Tell us about your personal inspiration for this book. We hear your own honeymoon may not have gone as planned!
My husband and I were young, and didn’t have a lot of money. So we decided to cut costs by going camping near the inn where we got married. But what we didn’t know was that June is black fly season in the Adirondacks. We got chased out of the woods in a much more ignominious way than my characters did—but I always wondered, What might have happened if we hadn’t left? How bad could things have gotten? That question led to Wicked River.
This book has been called a “thinking woman’s thriller.” How does that separate your work from other mysteries or suspense novels?

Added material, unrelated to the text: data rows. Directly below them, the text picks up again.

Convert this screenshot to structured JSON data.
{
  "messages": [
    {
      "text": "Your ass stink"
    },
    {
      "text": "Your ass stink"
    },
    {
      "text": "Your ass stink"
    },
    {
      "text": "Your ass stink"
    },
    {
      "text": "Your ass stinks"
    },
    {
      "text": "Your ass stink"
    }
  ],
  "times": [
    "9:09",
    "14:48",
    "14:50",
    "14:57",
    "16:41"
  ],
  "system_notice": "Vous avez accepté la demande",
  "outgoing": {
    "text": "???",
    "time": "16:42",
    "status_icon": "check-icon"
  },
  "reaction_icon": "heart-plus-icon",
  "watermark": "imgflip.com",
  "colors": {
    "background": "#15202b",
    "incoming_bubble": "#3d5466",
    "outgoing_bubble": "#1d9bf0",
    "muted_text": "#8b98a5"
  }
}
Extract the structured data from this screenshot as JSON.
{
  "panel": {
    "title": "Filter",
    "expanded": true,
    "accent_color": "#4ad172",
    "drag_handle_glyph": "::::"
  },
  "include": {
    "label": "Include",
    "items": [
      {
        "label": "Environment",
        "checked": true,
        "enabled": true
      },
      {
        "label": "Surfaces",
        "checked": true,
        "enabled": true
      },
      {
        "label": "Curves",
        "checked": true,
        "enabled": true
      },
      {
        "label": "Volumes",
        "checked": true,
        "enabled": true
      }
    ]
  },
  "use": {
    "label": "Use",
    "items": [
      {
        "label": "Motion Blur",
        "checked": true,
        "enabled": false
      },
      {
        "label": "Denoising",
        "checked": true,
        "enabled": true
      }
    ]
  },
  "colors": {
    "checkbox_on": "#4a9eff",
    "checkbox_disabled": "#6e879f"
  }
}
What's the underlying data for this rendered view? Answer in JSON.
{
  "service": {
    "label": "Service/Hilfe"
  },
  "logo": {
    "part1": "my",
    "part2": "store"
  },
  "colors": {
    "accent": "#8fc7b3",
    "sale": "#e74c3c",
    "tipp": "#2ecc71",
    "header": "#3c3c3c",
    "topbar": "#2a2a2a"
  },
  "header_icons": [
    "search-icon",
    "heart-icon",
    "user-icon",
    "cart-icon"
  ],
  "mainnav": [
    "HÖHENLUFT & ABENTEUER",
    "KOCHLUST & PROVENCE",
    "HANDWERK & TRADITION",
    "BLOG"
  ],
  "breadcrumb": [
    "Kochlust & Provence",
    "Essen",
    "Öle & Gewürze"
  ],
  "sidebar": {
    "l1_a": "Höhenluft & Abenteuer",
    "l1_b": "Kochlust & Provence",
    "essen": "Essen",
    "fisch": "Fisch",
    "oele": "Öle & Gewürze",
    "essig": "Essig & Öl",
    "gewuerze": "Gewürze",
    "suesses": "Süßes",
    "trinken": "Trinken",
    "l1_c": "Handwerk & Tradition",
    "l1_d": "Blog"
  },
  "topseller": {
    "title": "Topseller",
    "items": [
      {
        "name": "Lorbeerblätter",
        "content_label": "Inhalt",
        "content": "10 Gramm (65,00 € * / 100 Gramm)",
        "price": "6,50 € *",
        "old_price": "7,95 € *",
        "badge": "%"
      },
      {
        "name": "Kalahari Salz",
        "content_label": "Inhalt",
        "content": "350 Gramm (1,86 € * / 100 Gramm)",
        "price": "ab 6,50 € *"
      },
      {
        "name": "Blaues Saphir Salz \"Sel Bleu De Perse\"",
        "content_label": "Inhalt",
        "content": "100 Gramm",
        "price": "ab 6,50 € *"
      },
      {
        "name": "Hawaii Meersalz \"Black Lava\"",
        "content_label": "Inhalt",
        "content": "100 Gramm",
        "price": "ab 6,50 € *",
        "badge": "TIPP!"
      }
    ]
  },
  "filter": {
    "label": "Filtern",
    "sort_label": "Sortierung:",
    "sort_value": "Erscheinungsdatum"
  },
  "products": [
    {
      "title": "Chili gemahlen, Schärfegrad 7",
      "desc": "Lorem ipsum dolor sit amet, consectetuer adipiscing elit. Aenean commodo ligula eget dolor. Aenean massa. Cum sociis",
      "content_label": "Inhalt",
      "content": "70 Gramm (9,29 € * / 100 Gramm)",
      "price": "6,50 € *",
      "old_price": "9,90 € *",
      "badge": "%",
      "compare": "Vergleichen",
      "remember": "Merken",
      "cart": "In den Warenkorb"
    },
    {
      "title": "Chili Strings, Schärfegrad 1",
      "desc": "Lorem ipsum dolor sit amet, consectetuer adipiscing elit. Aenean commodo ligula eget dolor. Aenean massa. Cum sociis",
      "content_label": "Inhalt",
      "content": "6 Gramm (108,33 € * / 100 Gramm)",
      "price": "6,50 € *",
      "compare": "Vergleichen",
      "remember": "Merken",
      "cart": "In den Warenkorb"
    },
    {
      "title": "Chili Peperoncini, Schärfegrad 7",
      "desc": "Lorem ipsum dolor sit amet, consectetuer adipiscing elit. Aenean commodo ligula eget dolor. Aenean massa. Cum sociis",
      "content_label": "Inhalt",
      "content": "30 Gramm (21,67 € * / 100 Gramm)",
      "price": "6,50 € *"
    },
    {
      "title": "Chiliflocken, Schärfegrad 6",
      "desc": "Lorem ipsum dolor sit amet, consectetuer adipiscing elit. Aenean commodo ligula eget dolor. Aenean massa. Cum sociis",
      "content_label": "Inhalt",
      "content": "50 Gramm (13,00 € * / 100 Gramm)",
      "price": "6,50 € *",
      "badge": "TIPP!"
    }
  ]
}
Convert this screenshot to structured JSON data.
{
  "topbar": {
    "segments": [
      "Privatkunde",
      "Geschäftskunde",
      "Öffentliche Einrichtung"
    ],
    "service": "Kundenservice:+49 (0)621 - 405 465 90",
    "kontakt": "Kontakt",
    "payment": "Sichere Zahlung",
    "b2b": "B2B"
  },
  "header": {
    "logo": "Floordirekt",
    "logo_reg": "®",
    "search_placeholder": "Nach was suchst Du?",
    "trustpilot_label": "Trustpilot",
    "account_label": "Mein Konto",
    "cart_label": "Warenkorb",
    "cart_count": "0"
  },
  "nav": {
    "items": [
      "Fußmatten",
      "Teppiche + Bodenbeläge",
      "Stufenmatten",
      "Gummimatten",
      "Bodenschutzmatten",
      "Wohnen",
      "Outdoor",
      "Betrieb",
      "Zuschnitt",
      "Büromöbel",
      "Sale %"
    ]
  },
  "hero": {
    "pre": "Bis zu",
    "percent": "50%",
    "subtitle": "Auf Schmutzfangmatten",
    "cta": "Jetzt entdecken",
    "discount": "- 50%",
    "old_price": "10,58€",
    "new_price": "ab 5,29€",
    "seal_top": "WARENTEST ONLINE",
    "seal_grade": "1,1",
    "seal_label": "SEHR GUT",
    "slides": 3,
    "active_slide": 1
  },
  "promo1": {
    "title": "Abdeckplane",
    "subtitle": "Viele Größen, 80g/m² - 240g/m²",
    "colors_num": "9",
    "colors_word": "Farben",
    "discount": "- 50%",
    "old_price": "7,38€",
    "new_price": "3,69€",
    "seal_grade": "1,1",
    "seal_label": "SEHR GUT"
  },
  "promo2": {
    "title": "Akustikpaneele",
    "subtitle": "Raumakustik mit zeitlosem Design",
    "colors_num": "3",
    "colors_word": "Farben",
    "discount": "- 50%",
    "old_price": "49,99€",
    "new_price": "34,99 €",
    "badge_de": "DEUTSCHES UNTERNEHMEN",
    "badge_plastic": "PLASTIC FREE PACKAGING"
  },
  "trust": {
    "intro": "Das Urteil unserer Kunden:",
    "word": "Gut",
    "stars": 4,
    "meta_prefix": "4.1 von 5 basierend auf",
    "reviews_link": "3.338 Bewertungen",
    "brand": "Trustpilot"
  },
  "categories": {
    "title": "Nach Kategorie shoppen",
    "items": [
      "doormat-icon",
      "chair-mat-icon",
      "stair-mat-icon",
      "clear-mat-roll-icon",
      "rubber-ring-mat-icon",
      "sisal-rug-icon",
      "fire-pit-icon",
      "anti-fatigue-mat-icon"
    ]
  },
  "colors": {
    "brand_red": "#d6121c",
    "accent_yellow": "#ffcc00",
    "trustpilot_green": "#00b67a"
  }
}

I actually think that a lot of crime fiction makes people think, but the reader who said that about Wicked River was talking about two specific things. First, the novel opens up a question that doesn’t have one right answer: should Natalie and Doug stay married? And second, several of the characters, both the “good” guys and the “bad” believe they are doing the right thing, acting out of pure motives. This book gives the reader different levels to read on—there’s a fight for justice, but also an examination of human motivation and psychological damage.
Have you always been a writer?
According to my mother, since before I could write! Seriously, she tells stories about how I used to dictate words to her and ask her to write them down. I can definitely say that I always wanted to be a writer. But it wasn’t until I was working as a psychotherapist and got this really frightening case—a tiny, cherubic five year old girl who had just killed the family pet—that I realized I was meant to write crime fiction, and began my career.
Has writing this book been a different experience from your previous titles?
Wicked River has more ‘thriller’ in it than my other suspense novels—it’s cat stalking mouse through the woods where the mouse ultimately turns on the cat. But in many ways it’s a story similar to those I always write: a heroine gets thrust into a situation where she has to face the most damaged, frightened parts of herself—and overcome them to live the life she was meant to lead. My books end on a note of victory, and Wicked River is no different.
Q: Wicked River is a psychological thriller set in the wilderness, but it’s also the story of a marriage. Why do you think so many recent thrillers, from Gillian Flynn’s Gone Girl to Ruth Ware’s In a Dark, Dark Wood, focus on different stages of the marital relationship?
A: Marriage is a crucible. It’s two people in one of the most pivotal, yet vulnerable, relationships of their lives. What better platform for the drama inherent to a good story? In Wicked River, I wanted to look at one of the most dramatic periods of this dramatic
relationship—the initial few weeks. So I sent my characters on their honeymoon.
Q: It’s not certain throughout the novel whether your characters, Natalie and Doug, should have gotten married in the first place. What is your personal view on couples who find their relationship in trouble?
A: I am grateful to have been raised by parents who celebrated their 55th anniversary last year, and are still going strong. That kind of example casts a long shadow, and I feel it in my own marriage. It’s about getting lucky—not every relationship can or should last—and then, once you’ve found the right person, being willing to delve into dark places, even when it hurts. I think Natalie and Doug learn how to do this in the woods.
Q: What do you hope readers will gain from reading Wicked River?
A: A bookseller once told me that she feels stronger as a person while reading one of my books. I hope readers will feel that way after they’ve rafted down that river with Natalie. That if it came to it, they would do what they needed to survive—and triumph.
Learn more and get your copy of Wicked River on Amazon